[Data about app and page elements]
########################################

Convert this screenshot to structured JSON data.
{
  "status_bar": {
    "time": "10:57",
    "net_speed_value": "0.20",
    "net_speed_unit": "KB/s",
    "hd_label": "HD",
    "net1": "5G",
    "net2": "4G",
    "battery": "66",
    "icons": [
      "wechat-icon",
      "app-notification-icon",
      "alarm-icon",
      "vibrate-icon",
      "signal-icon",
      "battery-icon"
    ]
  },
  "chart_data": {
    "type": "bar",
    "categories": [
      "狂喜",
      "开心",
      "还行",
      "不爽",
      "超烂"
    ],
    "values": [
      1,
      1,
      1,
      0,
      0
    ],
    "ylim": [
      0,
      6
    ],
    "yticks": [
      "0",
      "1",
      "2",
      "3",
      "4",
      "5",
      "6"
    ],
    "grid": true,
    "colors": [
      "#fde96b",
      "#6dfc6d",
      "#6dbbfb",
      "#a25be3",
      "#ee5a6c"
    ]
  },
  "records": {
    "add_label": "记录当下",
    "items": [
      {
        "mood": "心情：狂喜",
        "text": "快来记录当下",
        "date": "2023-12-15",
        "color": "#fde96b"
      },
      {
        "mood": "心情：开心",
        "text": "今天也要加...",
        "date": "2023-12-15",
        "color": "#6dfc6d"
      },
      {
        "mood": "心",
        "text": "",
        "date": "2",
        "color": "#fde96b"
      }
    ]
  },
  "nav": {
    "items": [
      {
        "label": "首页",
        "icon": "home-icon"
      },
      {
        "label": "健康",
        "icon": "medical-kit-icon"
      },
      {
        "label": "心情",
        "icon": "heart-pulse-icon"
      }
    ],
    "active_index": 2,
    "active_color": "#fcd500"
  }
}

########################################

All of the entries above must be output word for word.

> Final answer
Convert this screenshot to structured JSON data.
{
  "status_bar": {
    "time": "10:57",
    "net_speed_value": "0.20",
    "net_speed_unit": "KB/s",
    "hd_label": "HD",
    "net1": "5G",
    "net2": "4G",
    "battery": "66",
    "icons": [
      "wechat-icon",
      "app-notification-icon",
      "alarm-icon",
      "vibrate-icon",
      "signal-icon",
      "battery-icon"
    ]
  },
  "chart_data": {
    "type": "bar",
    "categories": [
      "狂喜",
      "开心",
      "还行",
      "不爽",
      "超烂"
    ],
    "values": [
      1,
      1,
      1,
      0,
      0
    ],
    "ylim": [
      0,
      6
    ],
    "yticks": [
      "0",
      "1",
      "2",
      "3",
      "4",
      "5",
      "6"
    ],
    "grid": true,
    "colors": [
      "#fde96b",
      "#6dfc6d",
      "#6dbbfb",
      "#a25be3",
      "#ee5a6c"
    ]
  },
  "records": {
    "add_label": "记录当下",
    "items": [
      {
        "mood": "心情：狂喜",
        "text": "快来记录当下",
        "date": "2023-12-15",
        "color": "#fde96b"
      },
      {
        "mood": "心情：开心",
        "text": "今天也要加...",
        "date": "2023-12-15",
        "color": "#6dfc6d"
      },
      {
        "mood": "心",
        "text": "",
        "date": "2",
        "color": "#fde96b"
      }
    ]
  },
  "nav": {
    "items": [
      {
        "label": "首页",
        "icon": "home-icon"
      },
      {
        "label": "健康",
        "icon": "medical-kit-icon"
      },
      {
        "label": "心情",
        "icon": "heart-pulse-icon"
      }
    ],
    "active_index": 2,
    "active_color": "#fcd500"
  }
}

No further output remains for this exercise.